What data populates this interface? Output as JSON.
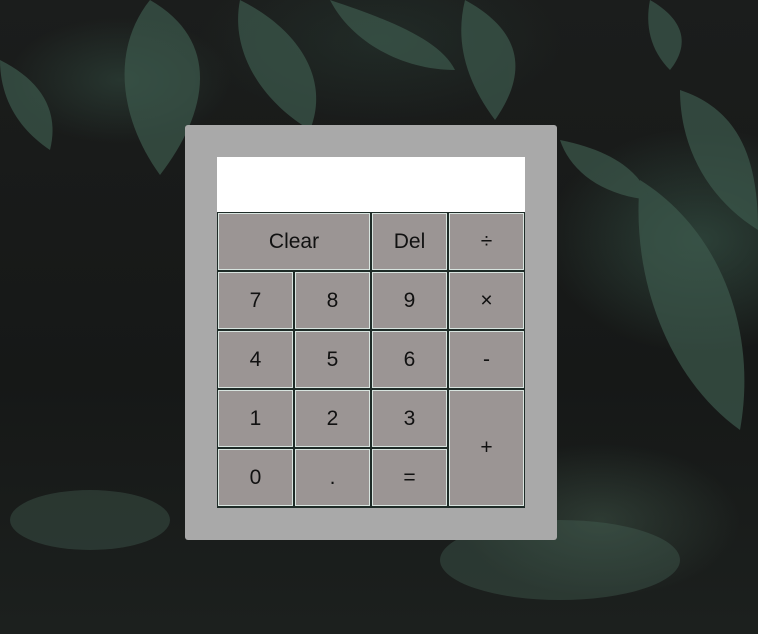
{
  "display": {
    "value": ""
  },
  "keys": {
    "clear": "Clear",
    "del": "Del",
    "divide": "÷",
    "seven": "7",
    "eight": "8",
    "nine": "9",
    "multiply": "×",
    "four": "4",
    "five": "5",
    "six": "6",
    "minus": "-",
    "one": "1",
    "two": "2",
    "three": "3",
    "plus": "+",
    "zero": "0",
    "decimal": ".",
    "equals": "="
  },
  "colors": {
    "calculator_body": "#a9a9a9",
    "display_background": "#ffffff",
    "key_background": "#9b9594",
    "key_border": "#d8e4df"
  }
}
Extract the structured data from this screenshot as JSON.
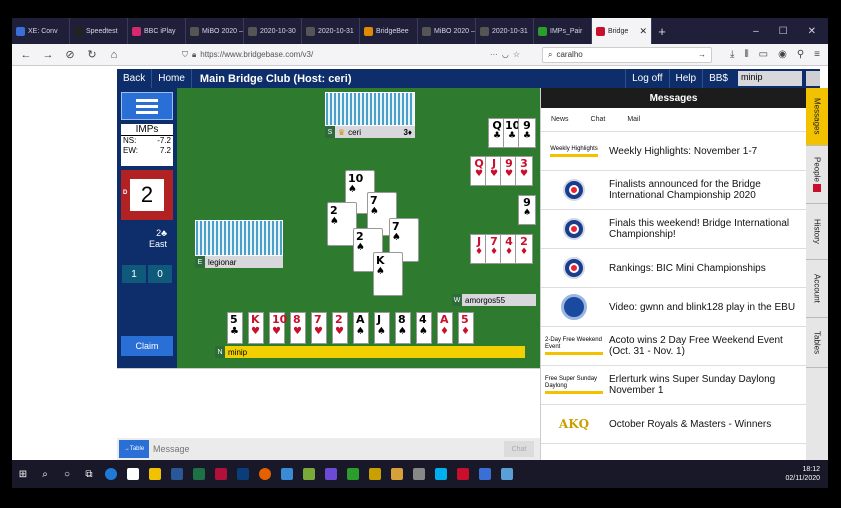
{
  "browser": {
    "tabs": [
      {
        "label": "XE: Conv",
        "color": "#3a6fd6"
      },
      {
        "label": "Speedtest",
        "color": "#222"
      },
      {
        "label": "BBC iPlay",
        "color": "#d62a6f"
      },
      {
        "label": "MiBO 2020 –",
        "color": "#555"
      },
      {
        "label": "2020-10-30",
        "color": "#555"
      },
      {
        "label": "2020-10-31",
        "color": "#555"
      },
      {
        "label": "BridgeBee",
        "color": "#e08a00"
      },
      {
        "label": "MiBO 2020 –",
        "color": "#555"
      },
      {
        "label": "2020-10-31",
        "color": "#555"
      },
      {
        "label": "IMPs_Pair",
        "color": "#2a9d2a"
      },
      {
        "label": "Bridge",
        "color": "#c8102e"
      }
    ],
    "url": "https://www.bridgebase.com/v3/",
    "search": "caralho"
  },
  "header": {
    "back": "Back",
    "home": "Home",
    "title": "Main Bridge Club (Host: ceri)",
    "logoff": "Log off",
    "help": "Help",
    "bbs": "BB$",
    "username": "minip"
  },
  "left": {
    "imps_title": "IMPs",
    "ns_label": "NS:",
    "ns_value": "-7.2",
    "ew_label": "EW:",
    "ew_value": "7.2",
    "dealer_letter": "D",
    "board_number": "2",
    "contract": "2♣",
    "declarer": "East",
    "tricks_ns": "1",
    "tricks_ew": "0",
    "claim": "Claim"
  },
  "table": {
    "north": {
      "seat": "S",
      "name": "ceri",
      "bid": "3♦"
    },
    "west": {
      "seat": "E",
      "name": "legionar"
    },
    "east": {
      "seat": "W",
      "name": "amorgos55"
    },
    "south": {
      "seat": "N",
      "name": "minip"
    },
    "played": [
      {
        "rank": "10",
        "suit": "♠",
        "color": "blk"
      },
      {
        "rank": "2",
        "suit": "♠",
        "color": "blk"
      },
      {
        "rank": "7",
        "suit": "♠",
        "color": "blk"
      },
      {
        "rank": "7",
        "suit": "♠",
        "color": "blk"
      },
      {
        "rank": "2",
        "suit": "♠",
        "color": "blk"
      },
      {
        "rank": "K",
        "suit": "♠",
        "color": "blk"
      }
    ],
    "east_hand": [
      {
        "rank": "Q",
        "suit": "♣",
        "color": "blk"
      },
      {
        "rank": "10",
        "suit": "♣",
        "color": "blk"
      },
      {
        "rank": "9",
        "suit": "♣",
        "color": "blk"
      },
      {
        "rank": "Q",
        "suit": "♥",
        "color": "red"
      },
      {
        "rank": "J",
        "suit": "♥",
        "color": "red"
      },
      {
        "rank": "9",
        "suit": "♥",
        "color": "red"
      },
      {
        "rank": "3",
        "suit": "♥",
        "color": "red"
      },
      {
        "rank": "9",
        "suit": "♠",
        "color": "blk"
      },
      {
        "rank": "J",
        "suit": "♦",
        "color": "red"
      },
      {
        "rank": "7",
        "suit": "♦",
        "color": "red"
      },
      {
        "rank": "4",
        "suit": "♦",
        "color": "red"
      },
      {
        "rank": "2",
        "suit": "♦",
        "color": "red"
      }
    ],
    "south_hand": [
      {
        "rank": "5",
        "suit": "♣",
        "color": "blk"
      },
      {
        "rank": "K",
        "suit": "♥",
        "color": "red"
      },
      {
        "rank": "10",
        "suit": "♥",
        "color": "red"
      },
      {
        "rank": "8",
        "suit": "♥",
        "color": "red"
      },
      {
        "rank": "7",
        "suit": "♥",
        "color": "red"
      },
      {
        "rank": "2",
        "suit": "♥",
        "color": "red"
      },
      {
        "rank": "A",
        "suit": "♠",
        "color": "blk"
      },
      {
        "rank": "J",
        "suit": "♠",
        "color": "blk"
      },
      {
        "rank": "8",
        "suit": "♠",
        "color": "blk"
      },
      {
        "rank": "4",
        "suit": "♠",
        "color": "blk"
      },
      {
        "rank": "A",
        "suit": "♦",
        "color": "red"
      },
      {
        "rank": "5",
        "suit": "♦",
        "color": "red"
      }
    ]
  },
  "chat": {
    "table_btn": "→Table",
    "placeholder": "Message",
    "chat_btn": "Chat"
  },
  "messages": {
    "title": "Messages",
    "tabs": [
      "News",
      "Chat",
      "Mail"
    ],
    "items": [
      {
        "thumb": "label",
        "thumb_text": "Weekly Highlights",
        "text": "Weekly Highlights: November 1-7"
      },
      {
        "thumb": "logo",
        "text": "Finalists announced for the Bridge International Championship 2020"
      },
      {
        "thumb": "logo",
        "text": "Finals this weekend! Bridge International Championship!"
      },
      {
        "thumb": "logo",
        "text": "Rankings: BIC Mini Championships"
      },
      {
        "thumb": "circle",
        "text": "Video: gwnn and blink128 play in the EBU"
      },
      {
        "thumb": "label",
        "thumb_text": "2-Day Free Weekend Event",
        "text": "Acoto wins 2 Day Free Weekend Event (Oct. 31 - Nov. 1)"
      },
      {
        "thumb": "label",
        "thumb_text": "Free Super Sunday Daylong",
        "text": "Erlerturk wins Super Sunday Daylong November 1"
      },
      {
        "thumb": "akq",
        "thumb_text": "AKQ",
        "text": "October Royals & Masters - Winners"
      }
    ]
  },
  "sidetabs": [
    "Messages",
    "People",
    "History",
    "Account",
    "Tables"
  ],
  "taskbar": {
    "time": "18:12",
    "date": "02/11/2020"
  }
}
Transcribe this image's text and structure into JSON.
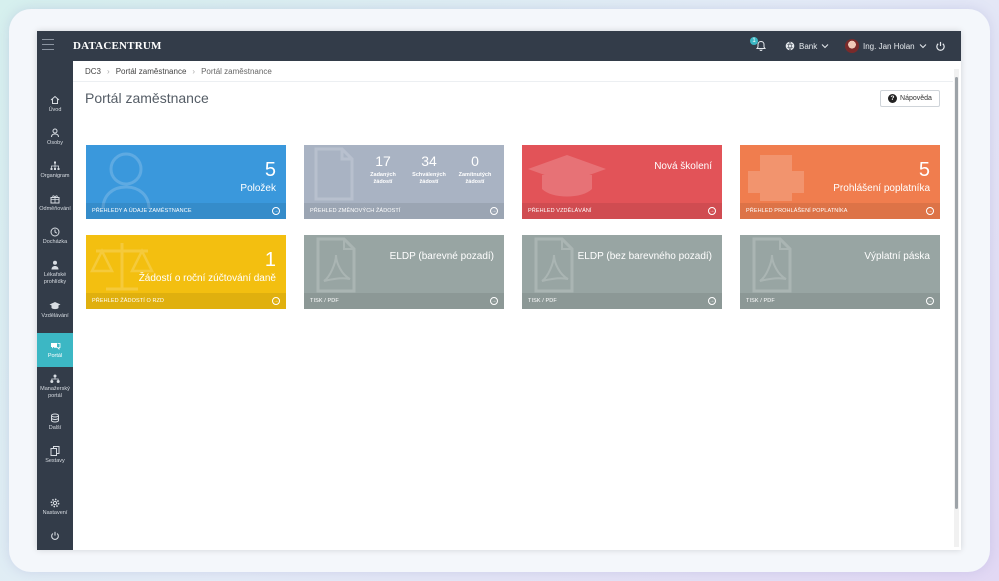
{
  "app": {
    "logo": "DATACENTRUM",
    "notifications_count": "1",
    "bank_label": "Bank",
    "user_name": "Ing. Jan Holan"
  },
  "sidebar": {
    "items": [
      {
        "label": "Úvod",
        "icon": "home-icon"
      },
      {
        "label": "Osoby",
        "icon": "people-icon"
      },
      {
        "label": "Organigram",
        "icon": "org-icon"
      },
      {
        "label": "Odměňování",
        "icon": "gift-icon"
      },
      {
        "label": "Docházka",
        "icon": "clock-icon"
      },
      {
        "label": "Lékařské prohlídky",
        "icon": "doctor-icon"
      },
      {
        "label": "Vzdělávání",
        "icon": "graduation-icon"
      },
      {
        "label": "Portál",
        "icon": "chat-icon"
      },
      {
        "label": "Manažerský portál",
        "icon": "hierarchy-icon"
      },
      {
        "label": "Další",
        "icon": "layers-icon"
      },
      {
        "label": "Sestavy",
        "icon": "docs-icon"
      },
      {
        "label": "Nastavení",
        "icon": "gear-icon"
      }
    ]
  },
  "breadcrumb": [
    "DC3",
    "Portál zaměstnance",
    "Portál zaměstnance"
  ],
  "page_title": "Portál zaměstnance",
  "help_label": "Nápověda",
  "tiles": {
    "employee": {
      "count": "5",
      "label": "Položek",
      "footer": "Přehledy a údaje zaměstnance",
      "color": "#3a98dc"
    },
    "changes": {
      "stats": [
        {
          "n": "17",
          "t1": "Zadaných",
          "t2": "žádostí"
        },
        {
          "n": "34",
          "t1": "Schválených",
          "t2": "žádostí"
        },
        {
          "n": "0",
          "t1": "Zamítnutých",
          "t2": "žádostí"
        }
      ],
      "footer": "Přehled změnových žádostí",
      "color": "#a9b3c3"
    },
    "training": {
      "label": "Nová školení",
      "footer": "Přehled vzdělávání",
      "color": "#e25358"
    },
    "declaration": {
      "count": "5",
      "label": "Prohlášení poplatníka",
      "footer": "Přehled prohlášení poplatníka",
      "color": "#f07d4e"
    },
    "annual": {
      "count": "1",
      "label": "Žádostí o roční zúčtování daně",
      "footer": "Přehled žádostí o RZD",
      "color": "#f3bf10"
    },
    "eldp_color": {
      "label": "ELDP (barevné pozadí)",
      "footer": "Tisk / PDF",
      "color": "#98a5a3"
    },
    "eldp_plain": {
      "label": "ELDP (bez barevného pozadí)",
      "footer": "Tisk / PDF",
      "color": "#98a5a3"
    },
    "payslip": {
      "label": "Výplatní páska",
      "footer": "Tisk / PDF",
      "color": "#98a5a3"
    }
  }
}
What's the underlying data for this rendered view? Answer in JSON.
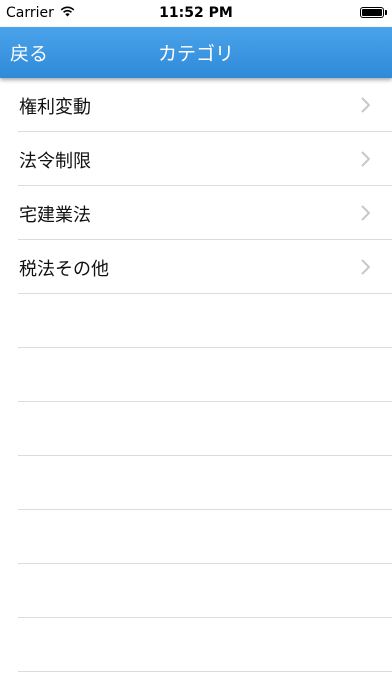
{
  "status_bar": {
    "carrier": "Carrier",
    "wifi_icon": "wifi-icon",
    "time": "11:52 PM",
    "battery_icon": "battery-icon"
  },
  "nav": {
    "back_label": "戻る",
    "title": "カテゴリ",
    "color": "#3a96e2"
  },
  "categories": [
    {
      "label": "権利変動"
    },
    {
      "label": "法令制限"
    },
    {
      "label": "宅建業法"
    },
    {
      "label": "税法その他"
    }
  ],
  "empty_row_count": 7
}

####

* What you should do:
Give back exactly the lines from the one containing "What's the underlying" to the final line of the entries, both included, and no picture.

* Solution for this problem:
What's the underlying data for this rendered view? Answer in JSON.
{
  "status_bar": {
    "carrier": "Carrier",
    "wifi_icon": "wifi-icon",
    "time": "11:52 PM",
    "battery_icon": "battery-icon"
  },
  "nav": {
    "back_label": "戻る",
    "title": "カテゴリ",
    "color": "#3a96e2"
  },
  "categories": [
    {
      "label": "権利変動"
    },
    {
      "label": "法令制限"
    },
    {
      "label": "宅建業法"
    },
    {
      "label": "税法その他"
    }
  ],
  "empty_row_count": 7
}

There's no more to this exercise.